Editor’s Note: #ThrowbackThursday is a weekly release by the Petersen Automotive Museum, which covers aspects of Volkswagen that are historic and intriguing. All content and photos are courtesy of the Petersen Automotive Museum. -CM
For more information on the Petersen Automotive Museum and to gloss over all the wonderful things they do in LA, please visit https://www.petersen.org/.
At any car factory, the one-millionth vehicle serves as a milestone of success. With Volkswagen of America’s Chattanooga plant hitting that mark last week, it’s worth looking back at some memorable moments for Volkswagen production– and what’s coming next.
Sixty-five years ago this August, the one-millionth Volkswagen rolled off the assembly line in Wolfsburg. Following World War II, the Volkswagen factory started slowly producing the Beetle and the Bus, but by 1955 the Beetle was on its way to becoming one of the best-selling vehicles ever. To celebrate the moment, the lucky one-millionth Beetle was painted gold, with bumpers lined in rhinestones. The car rolled off the assembly line in a celebration with nearly 150,000 people joining in for the festivities.
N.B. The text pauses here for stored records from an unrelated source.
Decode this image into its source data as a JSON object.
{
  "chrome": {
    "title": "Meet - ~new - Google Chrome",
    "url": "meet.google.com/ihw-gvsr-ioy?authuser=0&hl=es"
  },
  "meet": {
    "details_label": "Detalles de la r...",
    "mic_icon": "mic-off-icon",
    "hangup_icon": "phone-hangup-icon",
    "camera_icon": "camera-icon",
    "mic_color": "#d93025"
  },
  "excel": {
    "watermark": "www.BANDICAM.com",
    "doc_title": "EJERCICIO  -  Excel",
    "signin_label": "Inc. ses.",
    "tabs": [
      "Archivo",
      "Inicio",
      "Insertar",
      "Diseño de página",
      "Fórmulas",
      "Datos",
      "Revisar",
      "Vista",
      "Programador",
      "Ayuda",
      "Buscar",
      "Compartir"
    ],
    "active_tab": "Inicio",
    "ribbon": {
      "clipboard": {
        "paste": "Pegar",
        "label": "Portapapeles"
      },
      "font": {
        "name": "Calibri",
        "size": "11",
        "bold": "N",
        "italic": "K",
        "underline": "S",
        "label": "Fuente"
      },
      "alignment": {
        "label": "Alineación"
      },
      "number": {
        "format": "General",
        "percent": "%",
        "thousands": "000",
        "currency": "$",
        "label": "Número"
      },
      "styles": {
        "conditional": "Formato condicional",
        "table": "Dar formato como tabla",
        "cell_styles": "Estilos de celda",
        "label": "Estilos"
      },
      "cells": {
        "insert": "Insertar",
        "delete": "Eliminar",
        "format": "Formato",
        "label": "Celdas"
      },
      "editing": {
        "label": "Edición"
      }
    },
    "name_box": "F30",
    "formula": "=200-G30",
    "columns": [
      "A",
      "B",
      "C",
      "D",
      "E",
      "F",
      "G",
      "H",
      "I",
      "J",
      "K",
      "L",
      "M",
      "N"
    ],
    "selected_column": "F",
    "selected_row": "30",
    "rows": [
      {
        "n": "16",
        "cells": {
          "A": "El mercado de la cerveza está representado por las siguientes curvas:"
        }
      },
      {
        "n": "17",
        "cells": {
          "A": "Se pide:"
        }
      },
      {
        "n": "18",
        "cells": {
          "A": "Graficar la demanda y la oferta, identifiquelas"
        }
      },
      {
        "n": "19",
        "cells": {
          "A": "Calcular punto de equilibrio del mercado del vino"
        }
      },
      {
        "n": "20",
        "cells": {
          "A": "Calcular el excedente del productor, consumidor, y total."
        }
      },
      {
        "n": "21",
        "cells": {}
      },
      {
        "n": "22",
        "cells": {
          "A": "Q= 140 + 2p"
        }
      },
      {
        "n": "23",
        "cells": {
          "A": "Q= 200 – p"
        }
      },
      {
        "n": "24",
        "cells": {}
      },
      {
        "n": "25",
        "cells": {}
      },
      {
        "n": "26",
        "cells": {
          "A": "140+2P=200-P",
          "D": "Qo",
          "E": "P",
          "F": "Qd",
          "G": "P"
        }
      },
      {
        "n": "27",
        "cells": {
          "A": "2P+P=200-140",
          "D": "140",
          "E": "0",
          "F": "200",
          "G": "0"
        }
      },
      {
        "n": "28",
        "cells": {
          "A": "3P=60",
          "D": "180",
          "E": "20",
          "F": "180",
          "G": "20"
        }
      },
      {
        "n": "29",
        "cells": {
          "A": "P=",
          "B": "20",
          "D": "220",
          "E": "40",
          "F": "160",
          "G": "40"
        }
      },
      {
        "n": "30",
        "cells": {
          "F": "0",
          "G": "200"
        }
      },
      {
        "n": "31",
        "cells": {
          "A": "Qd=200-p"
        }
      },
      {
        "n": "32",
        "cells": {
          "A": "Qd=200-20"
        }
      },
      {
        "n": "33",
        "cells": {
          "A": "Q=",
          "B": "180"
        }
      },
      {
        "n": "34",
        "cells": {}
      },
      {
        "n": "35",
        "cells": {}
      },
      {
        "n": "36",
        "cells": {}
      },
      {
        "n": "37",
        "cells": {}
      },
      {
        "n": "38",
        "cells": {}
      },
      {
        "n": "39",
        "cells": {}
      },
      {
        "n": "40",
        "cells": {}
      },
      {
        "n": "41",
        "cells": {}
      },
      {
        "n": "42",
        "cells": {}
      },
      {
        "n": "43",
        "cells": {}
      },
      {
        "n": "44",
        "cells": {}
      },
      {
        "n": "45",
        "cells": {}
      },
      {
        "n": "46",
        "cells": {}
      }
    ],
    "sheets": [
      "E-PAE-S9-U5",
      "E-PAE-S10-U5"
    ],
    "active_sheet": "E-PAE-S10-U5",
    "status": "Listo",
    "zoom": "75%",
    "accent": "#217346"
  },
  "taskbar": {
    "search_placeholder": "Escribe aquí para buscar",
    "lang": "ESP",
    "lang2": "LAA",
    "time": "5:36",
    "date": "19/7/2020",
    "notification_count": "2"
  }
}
The golden, one-millionth Beetle now makes its home in Wolfsburg’s AutoStadt Museum.
Worldwide popularity of the Beetle led Volkswagen to open its first plant in Mexico in 1967, in Puebla, southeast of Mexico City. From there, Volkswagen began building Beetles that quickly became known as the “vocho” in Mexico. While sales in the United States ended in the 1970s, the original Beetle remained a popular and economical choice in Mexico. In September 1980, a red Beetle marked the one-millionth vehicle produced at the factory, with a celebration that gathered Mexican government officials, Volkswagen executives, local business partners, and hundreds of employees together. The original Beetle would remain in production there until 2003.
Eight years later, in May 2011, the first Volkswagen assembled in Chattanooga – an all-new Passat sedan – rolled off the production line. It’s taken just nine years for the Chattanooga factory to produce its one-millionth vehicle, with more than 800,000 Passat, 100,000 Atlas vehicles, and thousands of the recently launched 5-seater Atlas Cross Sport vehicles.
The Chattanooga plant will also be Volkswagen’s North American base for assembling electric vehicles, with the ID.4 SUV slated as the plant’s first electric model. The next million vehicles out of Chattanooga will be quite different than the milestone vehicles that have come before.